## WORK INSTRUCTION
Once the pictures are set aside, reproduce the remaining data exactly.

## PROVIDED DATA
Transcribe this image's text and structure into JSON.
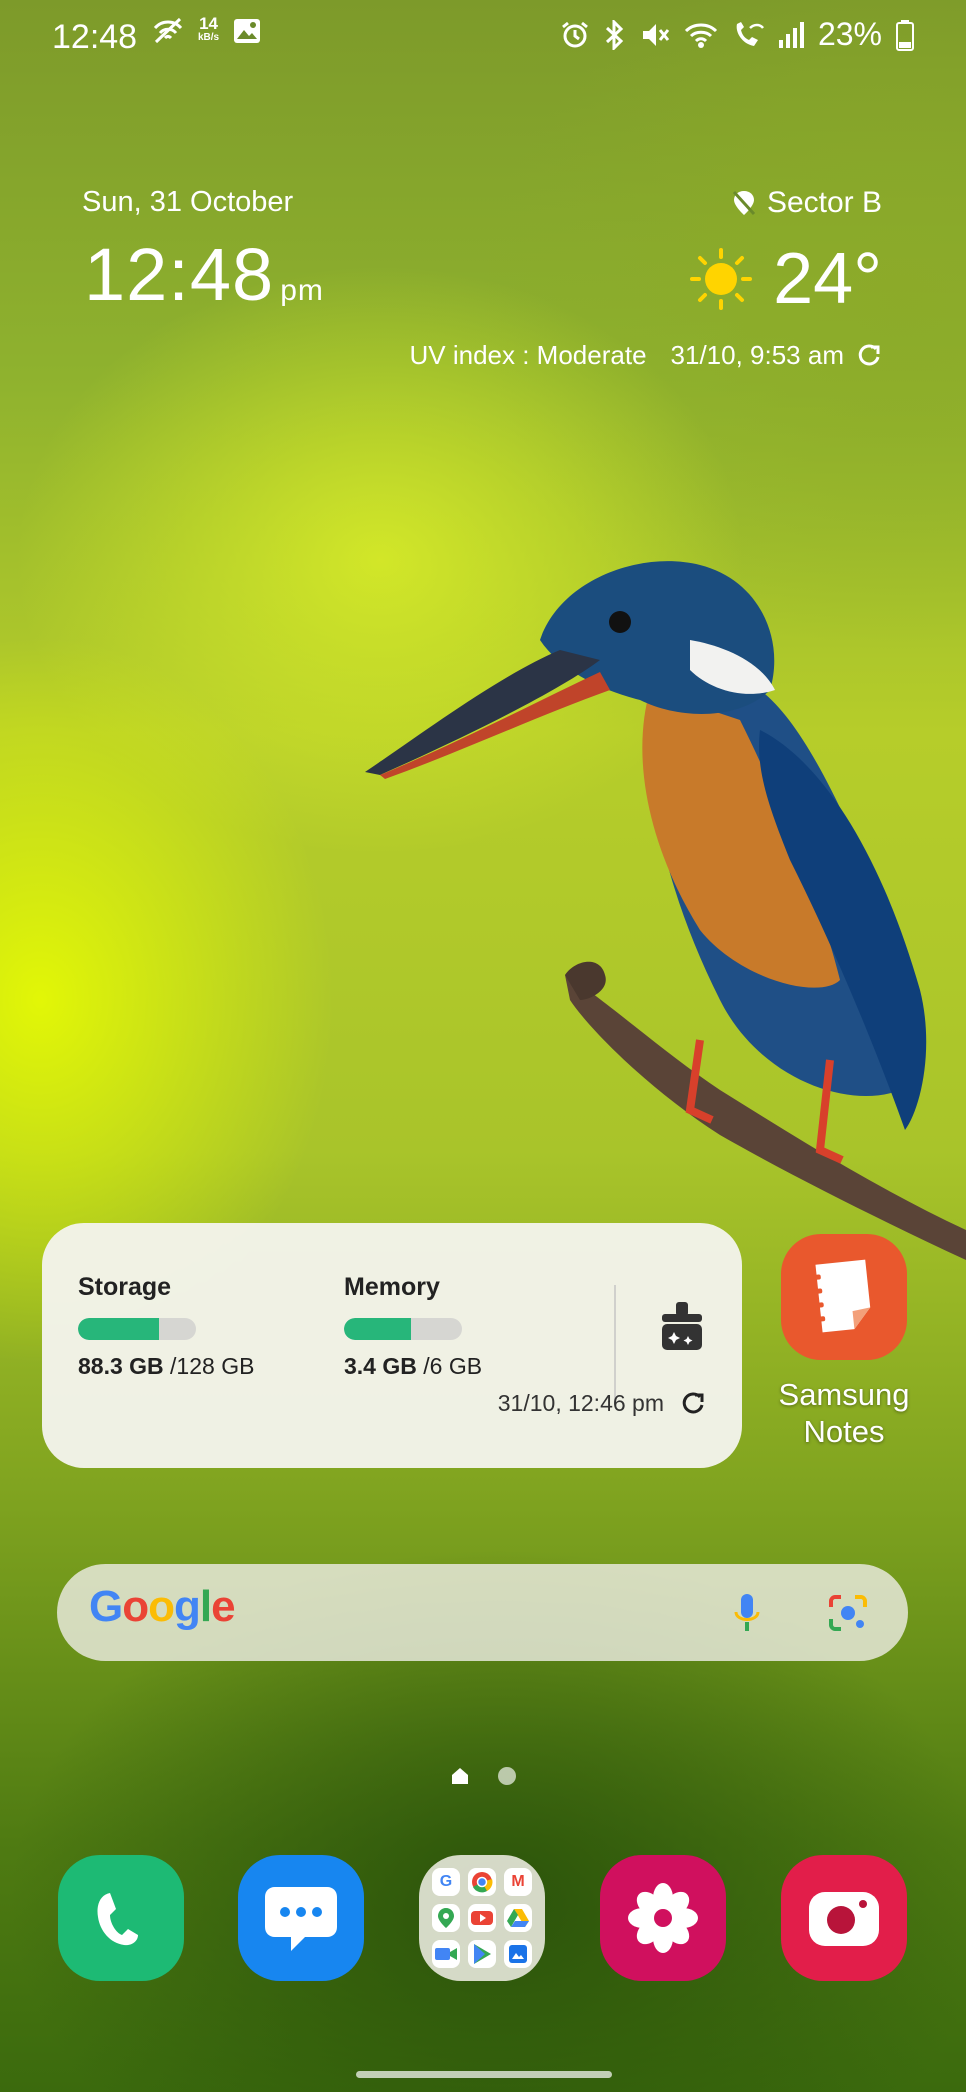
{
  "status_bar": {
    "time": "12:48",
    "net_speed": "14",
    "net_unit": "kB/s",
    "battery": "23%",
    "left_icons": [
      "wifi-off-icon",
      "net-speed-icon",
      "image-icon"
    ],
    "right_icons": [
      "alarm-icon",
      "bluetooth-icon",
      "mute-icon",
      "wifi-icon",
      "wifi-calling-icon",
      "signal-icon",
      "battery-icon"
    ]
  },
  "clock_widget": {
    "date": "Sun, 31 October",
    "time": "12:48",
    "ampm": "pm"
  },
  "weather_widget": {
    "location": "Sector B",
    "temperature": "24°",
    "uv": "UV index : Moderate",
    "updated": "31/10, 9:53 am",
    "icons": [
      "location-icon",
      "sun-icon",
      "refresh-icon"
    ]
  },
  "device_care": {
    "storage_label": "Storage",
    "storage_used": "88.3 GB",
    "storage_total": "/128 GB",
    "storage_fraction": 0.69,
    "memory_label": "Memory",
    "memory_used": "3.4 GB",
    "memory_total": "/6 GB",
    "memory_fraction": 0.57,
    "updated": "31/10, 12:46 pm",
    "colors": {
      "bar_fill": "#27b67a",
      "bar_track": "#d6d6d2"
    }
  },
  "apps": {
    "samsung_notes": "Samsung Notes",
    "dock": [
      "phone-icon",
      "messages-icon",
      "google-folder-icon",
      "gallery-icon",
      "camera-icon"
    ]
  },
  "search": {
    "logo": "Google",
    "colors": {
      "blue": "#4285F4",
      "red": "#EA4335",
      "yellow": "#FBBC05",
      "green": "#34A853"
    }
  },
  "pages": {
    "current": 1,
    "total": 2
  }
}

## EXERCISE ANSWER
Transcribe this image's text and structure into JSON.
{
  "status_bar": {
    "time": "12:48",
    "net_speed": "14",
    "net_unit": "kB/s",
    "battery": "23%",
    "left_icons": [
      "wifi-off-icon",
      "net-speed-icon",
      "image-icon"
    ],
    "right_icons": [
      "alarm-icon",
      "bluetooth-icon",
      "mute-icon",
      "wifi-icon",
      "wifi-calling-icon",
      "signal-icon",
      "battery-icon"
    ]
  },
  "clock_widget": {
    "date": "Sun, 31 October",
    "time": "12:48",
    "ampm": "pm"
  },
  "weather_widget": {
    "location": "Sector B",
    "temperature": "24°",
    "uv": "UV index : Moderate",
    "updated": "31/10, 9:53 am",
    "icons": [
      "location-icon",
      "sun-icon",
      "refresh-icon"
    ]
  },
  "device_care": {
    "storage_label": "Storage",
    "storage_used": "88.3 GB",
    "storage_total": "/128 GB",
    "storage_fraction": 0.69,
    "memory_label": "Memory",
    "memory_used": "3.4 GB",
    "memory_total": "/6 GB",
    "memory_fraction": 0.57,
    "updated": "31/10, 12:46 pm",
    "colors": {
      "bar_fill": "#27b67a",
      "bar_track": "#d6d6d2"
    }
  },
  "apps": {
    "samsung_notes": "Samsung Notes",
    "dock": [
      "phone-icon",
      "messages-icon",
      "google-folder-icon",
      "gallery-icon",
      "camera-icon"
    ]
  },
  "search": {
    "logo": "Google",
    "colors": {
      "blue": "#4285F4",
      "red": "#EA4335",
      "yellow": "#FBBC05",
      "green": "#34A853"
    }
  },
  "pages": {
    "current": 1,
    "total": 2
  }
}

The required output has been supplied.